By Delon Shurtzn
Southern Alberta Newspapers
When the Canada-U.S. border closed its doors in March 2020 to all but essential travellers, the Carway Duty Free Store at the border south of Cardston was forced to do the same.
Without traffic heading to the U.S. there just wasn’t any business, and the store shut its doors and laid off half a dozen employees.
Nearly 20 months later, in November of 2021, the border was finally opened, and so was the store, but business was slow to pick up. Now, a year-and-a-half later, the store is still feeling the impact of the border closure and the various restrictions that have lingered ever since.
“It has definitely impacted us a lot,” says Anna Holt, manager of the Carway store. “The store was completely shut down.”
Summer business which saw up to 150 customers a day, dropped to nothing, and business is still about half what it was before the border was slammed shut.
Duty free stores across Canada, including the duty free store at the Coutts border, are experiencing the same problem, but they are hopeful business will pick up substantially starting today when travellers will be accepted into the U.S. without proof of a COVID-19 vaccination, and other conditions are lifted, returning the border to a more normal pre-pandemic state.
There looms, however, the possibility it could happen again, and that has prompted the Frontier Duty Free Association to demand governments on both sides of the border never again restrict travel.
The FDFA, which is the national association representing Canada’s 32 land border duty free shops, is also calling on Canada’s MPs to be pro-active voices for the border communities and their unique businesses as they move forward in a post-pandemic environment.
Barbara Barrett, executive director of FDFA, says closing borders on the ground while allowing air travel, was also wrong.
“While we are thrilled to see this final restriction at the border lifted, the impacts of the land border closure and restrictions are deep and long-lasting on border communities and business like ours,” Barrett says. “We urge both governments to never let this happen again and to take measures to protect our precious border and the ability for our border communities to thrive.”
Over the last three years, the U.S. and Canadian governments closed the border, changed border policies, and only began to remove restrictions in a very slow and disjointed way, Barrett says.
Canada ultimately lifted its vaccine requirement on Oct. 1, 2022, while the U.S. continued to require proof of COVID vaccination for Canadians heading south. The land border closure happened while air travelers flew easily by air between the two countries.

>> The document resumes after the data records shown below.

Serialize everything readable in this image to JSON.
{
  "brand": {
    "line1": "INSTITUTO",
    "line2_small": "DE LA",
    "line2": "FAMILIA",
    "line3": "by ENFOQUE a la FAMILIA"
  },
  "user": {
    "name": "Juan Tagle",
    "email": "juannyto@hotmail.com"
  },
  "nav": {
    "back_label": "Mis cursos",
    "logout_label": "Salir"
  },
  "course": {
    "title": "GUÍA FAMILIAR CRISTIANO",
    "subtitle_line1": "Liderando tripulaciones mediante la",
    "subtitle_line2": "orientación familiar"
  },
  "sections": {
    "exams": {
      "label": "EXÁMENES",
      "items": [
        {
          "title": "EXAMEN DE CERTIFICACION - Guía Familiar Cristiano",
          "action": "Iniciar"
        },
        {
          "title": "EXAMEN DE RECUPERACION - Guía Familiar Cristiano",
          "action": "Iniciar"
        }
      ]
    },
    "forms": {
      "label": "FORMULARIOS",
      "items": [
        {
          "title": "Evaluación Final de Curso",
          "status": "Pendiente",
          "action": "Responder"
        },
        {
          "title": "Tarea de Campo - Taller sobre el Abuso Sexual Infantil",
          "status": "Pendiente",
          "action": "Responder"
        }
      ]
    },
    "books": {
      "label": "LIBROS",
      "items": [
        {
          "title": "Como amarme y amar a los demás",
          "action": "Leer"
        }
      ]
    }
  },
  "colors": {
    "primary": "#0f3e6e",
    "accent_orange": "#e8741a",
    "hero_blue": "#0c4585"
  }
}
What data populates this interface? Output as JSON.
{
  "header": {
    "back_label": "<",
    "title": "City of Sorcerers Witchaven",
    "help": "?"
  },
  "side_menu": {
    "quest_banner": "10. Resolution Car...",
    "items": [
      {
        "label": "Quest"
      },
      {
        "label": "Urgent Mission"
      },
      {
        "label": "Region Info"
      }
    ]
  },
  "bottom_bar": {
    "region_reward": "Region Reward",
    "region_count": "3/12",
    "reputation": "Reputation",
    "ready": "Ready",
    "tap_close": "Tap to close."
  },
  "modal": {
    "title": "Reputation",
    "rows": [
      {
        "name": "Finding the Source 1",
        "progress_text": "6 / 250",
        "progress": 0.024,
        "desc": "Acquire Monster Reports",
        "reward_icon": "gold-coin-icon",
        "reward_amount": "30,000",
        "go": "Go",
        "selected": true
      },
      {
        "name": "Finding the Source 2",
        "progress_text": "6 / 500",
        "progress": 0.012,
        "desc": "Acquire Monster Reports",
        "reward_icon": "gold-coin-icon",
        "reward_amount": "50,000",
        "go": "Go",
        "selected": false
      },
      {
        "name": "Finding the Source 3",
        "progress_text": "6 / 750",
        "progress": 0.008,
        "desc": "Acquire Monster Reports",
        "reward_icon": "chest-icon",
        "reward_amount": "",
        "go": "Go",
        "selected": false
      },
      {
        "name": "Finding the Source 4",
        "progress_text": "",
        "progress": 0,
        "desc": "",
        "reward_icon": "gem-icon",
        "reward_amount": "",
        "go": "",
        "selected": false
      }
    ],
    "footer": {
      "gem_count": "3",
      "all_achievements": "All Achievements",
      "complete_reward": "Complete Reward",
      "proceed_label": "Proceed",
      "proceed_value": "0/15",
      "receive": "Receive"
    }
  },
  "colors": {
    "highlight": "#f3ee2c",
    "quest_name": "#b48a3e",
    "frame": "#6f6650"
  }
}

Restrictions at the border stalled recovery for businesses at the border like the land border duty free stores that depend solely on the flow of traffic over the Canada-U.S. border. FDFA recently released a study showing a sales decrease still at an average 42-per-cent decline com pared to pre-pandemic. The export stores were shuttered for nearly two years and were down more than 95 per cent in sales during the full closure of the land border for 20 months.
“We did our part to keep Canadians and Americans safe at the land border,” FDFA president Tania Lee said during a news conference in Ottawa Wednesday. “Now, we need action to ensure our businesses can thrive again and assurance that we will never endure such a border closure and restrictions again.”
Lethbridge MP Rachael Thomas says fully opening the border was the chief concern raised by Pierre Poilievre, leader of the Conservative Party of Canada, when he met with U.S. President Joe Biden in March.
“It’s good to finally see a response,” Thomas says. “There are millions of good, honourable, and hard-working people who have been discriminated against by the U.S. government without reasonable justification. To have the border fully open again means goods can flow and regular business practices can resume. This is good news for our region and for all of Canada.”
Holt, however, still has concerns. She notes although the Canadian side of the Carway border is open between 7 a.m. and 11 p.m., the U.S. side is only open from 8 a.m. to 6 p.m. even though it used to stay open later. That restricts a lot of traffic, Holts points out, and for a duty free store, travel means everything.
Lethbridge Chamber of Commerce CEO, Cyndi Bester said she have heard from people who did not fit the requirements to go down to the United States, that they have adjusted their lifestyle to stay in Canada.
“From an economic point of view, going down to the states right now it’s not cheaper to buy things, our dollar is not very strong compared to what it used to be, so that quick trip down to the states to buy a bunch of stuff will cost you the same as if you purchased it in Canada,” said Bester.
She said from a shop local perspective, it is a matter of waiting and seeing what happens.
“I guess good timing that is just before May long weekend to see what traffic doesn’t stay local, so maybe after May long weekend seeing some of those numbers, if there is a huge influx then that would be evaluated a little closer, but I think we need to go through a couple of our long weekends in July and August to really see what that traffic is,” said Bester.
– with files from Alejandra Pulido-Guzman